Blog Tags: Fishing Down The Food Chain
This is the second in a series of ocean infographics by artist Don Foley. These infographics also appear in Oceana board member Ted Danson’s book, “Oceana: Our Endangered Oceans and What We Can Do to Save Them.”
With shark week fast approaching, how about a shark-related infographic to whet your appetite?
Today’s infographic illustrates how overfishing fundamentally alters ocean ecosystems, leading to fewer and smaller fish over time.
If overfishing isn’t stopped, the largest fish like sharks, tuna, cod, and salmon eventually run out and overfishing expands to previously untargeted, smaller species, some of which were considered undesirable.

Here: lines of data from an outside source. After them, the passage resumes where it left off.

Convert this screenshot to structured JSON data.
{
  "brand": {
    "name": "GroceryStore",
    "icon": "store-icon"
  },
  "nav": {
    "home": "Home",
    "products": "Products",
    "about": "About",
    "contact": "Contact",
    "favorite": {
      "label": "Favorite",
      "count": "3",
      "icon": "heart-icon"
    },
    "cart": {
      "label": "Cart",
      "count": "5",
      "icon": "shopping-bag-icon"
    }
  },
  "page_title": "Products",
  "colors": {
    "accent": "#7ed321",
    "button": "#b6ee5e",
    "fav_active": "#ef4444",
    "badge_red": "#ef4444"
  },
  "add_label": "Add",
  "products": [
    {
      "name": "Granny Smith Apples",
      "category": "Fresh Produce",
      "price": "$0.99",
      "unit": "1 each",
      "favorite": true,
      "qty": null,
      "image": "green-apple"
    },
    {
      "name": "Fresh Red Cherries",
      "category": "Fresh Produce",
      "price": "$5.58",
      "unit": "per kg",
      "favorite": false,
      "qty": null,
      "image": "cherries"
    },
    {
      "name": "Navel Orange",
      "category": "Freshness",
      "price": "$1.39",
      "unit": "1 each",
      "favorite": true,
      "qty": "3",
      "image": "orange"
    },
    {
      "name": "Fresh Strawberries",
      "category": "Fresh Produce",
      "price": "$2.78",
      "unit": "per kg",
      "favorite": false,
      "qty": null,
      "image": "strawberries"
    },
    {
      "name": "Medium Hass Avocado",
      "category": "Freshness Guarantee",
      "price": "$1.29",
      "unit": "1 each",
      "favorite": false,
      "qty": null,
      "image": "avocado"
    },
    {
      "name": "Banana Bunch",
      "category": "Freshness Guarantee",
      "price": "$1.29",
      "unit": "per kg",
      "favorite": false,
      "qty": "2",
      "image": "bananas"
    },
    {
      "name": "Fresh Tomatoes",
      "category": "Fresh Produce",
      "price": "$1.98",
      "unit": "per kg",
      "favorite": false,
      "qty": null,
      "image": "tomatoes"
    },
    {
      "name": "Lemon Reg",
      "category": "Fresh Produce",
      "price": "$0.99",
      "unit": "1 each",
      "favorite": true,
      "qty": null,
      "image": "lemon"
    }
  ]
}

As a result, the world catch is now primarily made up of small fish like pollock rather than large predators like grouper, and this shift to smaller and smaller species over time is called “fishing down the food chain.”
- Ocean Roundup: Rare Blue Lobster Caught in Maine, Cephalopod Skin Providing Groundwork for New Technology, and More Posted Wed, August 27, 2014
- Ocean Roundup: Vaquita Porpoise Needs Swift Protection, Atlantic Ocean behind Global Warming Slow Down, and More Posted Fri, August 22, 2014
- Oceana Magazine: Tuna in Trouble Posted Mon, August 25, 2014
- CITES Listing Countdown: Less Than One Month until Manta Rays are Protected Posted Wed, August 20, 2014
- CITES Listing Countdown: Less Than Three Weeks until Porbeagle Sharks are Protected Posted Wed, August 27, 2014